<<<<

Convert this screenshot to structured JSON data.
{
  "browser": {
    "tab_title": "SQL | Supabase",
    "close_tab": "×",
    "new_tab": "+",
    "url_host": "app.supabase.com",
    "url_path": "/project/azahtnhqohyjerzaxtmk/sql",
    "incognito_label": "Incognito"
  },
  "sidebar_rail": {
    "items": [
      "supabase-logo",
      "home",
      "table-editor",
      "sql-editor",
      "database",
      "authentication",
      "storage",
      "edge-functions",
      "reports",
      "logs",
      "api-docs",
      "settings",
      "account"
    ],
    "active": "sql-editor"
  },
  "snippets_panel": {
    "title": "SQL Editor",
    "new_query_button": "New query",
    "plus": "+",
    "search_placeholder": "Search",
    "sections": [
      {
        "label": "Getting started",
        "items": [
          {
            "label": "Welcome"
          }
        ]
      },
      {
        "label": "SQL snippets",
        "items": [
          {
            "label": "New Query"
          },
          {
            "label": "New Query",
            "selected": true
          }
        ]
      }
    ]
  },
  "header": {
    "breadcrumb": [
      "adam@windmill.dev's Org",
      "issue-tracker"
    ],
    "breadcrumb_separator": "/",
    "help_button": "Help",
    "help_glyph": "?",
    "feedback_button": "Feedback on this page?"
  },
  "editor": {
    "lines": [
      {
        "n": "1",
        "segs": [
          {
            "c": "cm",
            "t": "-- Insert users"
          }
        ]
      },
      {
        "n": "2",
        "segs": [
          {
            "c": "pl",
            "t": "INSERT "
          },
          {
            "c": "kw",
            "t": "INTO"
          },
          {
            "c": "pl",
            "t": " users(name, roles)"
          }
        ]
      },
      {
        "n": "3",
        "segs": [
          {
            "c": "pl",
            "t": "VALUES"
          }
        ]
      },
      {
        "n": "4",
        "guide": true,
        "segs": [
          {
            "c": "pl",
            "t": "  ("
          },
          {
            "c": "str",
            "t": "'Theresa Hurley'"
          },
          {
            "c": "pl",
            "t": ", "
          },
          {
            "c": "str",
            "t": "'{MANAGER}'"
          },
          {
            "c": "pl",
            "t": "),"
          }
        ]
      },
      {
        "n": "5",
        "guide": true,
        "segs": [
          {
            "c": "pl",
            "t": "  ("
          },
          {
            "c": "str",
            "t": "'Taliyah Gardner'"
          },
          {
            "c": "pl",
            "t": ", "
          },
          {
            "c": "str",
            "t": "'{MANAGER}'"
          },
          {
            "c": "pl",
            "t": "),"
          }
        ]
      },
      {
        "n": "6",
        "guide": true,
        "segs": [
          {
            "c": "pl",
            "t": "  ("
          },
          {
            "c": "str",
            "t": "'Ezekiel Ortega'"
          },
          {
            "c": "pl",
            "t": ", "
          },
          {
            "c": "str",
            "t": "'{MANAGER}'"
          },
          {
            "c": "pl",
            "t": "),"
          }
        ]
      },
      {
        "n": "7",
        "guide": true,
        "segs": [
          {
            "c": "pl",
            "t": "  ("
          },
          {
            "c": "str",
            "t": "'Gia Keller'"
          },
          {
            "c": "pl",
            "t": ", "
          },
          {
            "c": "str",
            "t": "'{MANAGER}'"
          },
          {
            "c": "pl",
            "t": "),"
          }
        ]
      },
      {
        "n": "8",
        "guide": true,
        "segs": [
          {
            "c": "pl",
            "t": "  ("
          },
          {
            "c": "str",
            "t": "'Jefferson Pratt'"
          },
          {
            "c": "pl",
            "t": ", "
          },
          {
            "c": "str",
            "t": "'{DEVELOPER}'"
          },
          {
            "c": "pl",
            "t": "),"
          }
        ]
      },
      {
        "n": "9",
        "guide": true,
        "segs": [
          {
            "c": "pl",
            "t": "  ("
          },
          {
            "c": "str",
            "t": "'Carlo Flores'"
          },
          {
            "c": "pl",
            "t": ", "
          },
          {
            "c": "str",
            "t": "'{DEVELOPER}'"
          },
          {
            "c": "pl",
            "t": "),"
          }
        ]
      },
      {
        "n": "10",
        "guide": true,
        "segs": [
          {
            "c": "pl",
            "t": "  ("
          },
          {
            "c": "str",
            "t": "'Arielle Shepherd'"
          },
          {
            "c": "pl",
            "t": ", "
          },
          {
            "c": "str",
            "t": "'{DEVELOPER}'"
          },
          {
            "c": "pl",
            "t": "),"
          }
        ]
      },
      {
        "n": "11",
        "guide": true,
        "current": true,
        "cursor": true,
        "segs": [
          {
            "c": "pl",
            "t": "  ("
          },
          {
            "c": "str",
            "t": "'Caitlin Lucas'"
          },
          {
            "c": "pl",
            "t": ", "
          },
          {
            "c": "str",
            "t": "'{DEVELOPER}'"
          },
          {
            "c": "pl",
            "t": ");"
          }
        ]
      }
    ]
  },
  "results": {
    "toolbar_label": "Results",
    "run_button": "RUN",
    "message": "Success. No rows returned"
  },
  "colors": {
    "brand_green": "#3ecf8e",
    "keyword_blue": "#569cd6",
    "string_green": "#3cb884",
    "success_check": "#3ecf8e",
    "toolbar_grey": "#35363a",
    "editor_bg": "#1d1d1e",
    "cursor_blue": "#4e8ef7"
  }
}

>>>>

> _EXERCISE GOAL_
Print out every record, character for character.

> _RESPONSE_
Convert this screenshot to structured JSON data.
{
  "browser": {
    "tab_title": "SQL | Supabase",
    "close_tab": "×",
    "new_tab": "+",
    "url_host": "app.supabase.com",
    "url_path": "/project/azahtnhqohyjerzaxtmk/sql",
    "incognito_label": "Incognito"
  },
  "sidebar_rail": {
    "items": [
      "supabase-logo",
      "home",
      "table-editor",
      "sql-editor",
      "database",
      "authentication",
      "storage",
      "edge-functions",
      "reports",
      "logs",
      "api-docs",
      "settings",
      "account"
    ],
    "active": "sql-editor"
  },
  "snippets_panel": {
    "title": "SQL Editor",
    "new_query_button": "New query",
    "plus": "+",
    "search_placeholder": "Search",
    "sections": [
      {
        "label": "Getting started",
        "items": [
          {
            "label": "Welcome"
          }
        ]
      },
      {
        "label": "SQL snippets",
        "items": [
          {
            "label": "New Query"
          },
          {
            "label": "New Query",
            "selected": true
          }
        ]
      }
    ]
  },
  "header": {
    "breadcrumb": [
      "adam@windmill.dev's Org",
      "issue-tracker"
    ],
    "breadcrumb_separator": "/",
    "help_button": "Help",
    "help_glyph": "?",
    "feedback_button": "Feedback on this page?"
  },
  "editor": {
    "lines": [
      {
        "n": "1",
        "segs": [
          {
            "c": "cm",
            "t": "-- Insert users"
          }
        ]
      },
      {
        "n": "2",
        "segs": [
          {
            "c": "pl",
            "t": "INSERT "
          },
          {
            "c": "kw",
            "t": "INTO"
          },
          {
            "c": "pl",
            "t": " users(name, roles)"
          }
        ]
      },
      {
        "n": "3",
        "segs": [
          {
            "c": "pl",
            "t": "VALUES"
          }
        ]
      },
      {
        "n": "4",
        "guide": true,
        "segs": [
          {
            "c": "pl",
            "t": "  ("
          },
          {
            "c": "str",
            "t": "'Theresa Hurley'"
          },
          {
            "c": "pl",
            "t": ", "
          },
          {
            "c": "str",
            "t": "'{MANAGER}'"
          },
          {
            "c": "pl",
            "t": "),"
          }
        ]
      },
      {
        "n": "5",
        "guide": true,
        "segs": [
          {
            "c": "pl",
            "t": "  ("
          },
          {
            "c": "str",
            "t": "'Taliyah Gardner'"
          },
          {
            "c": "pl",
            "t": ", "
          },
          {
            "c": "str",
            "t": "'{MANAGER}'"
          },
          {
            "c": "pl",
            "t": "),"
          }
        ]
      },
      {
        "n": "6",
        "guide": true,
        "segs": [
          {
            "c": "pl",
            "t": "  ("
          },
          {
            "c": "str",
            "t": "'Ezekiel Ortega'"
          },
          {
            "c": "pl",
            "t": ", "
          },
          {
            "c": "str",
            "t": "'{MANAGER}'"
          },
          {
            "c": "pl",
            "t": "),"
          }
        ]
      },
      {
        "n": "7",
        "guide": true,
        "segs": [
          {
            "c": "pl",
            "t": "  ("
          },
          {
            "c": "str",
            "t": "'Gia Keller'"
          },
          {
            "c": "pl",
            "t": ", "
          },
          {
            "c": "str",
            "t": "'{MANAGER}'"
          },
          {
            "c": "pl",
            "t": "),"
          }
        ]
      },
      {
        "n": "8",
        "guide": true,
        "segs": [
          {
            "c": "pl",
            "t": "  ("
          },
          {
            "c": "str",
            "t": "'Jefferson Pratt'"
          },
          {
            "c": "pl",
            "t": ", "
          },
          {
            "c": "str",
            "t": "'{DEVELOPER}'"
          },
          {
            "c": "pl",
            "t": "),"
          }
        ]
      },
      {
        "n": "9",
        "guide": true,
        "segs": [
          {
            "c": "pl",
            "t": "  ("
          },
          {
            "c": "str",
            "t": "'Carlo Flores'"
          },
          {
            "c": "pl",
            "t": ", "
          },
          {
            "c": "str",
            "t": "'{DEVELOPER}'"
          },
          {
            "c": "pl",
            "t": "),"
          }
        ]
      },
      {
        "n": "10",
        "guide": true,
        "segs": [
          {
            "c": "pl",
            "t": "  ("
          },
          {
            "c": "str",
            "t": "'Arielle Shepherd'"
          },
          {
            "c": "pl",
            "t": ", "
          },
          {
            "c": "str",
            "t": "'{DEVELOPER}'"
          },
          {
            "c": "pl",
            "t": "),"
          }
        ]
      },
      {
        "n": "11",
        "guide": true,
        "current": true,
        "cursor": true,
        "segs": [
          {
            "c": "pl",
            "t": "  ("
          },
          {
            "c": "str",
            "t": "'Caitlin Lucas'"
          },
          {
            "c": "pl",
            "t": ", "
          },
          {
            "c": "str",
            "t": "'{DEVELOPER}'"
          },
          {
            "c": "pl",
            "t": ");"
          }
        ]
      }
    ]
  },
  "results": {
    "toolbar_label": "Results",
    "run_button": "RUN",
    "message": "Success. No rows returned"
  },
  "colors": {
    "brand_green": "#3ecf8e",
    "keyword_blue": "#569cd6",
    "string_green": "#3cb884",
    "success_check": "#3ecf8e",
    "toolbar_grey": "#35363a",
    "editor_bg": "#1d1d1e",
    "cursor_blue": "#4e8ef7"
  }
}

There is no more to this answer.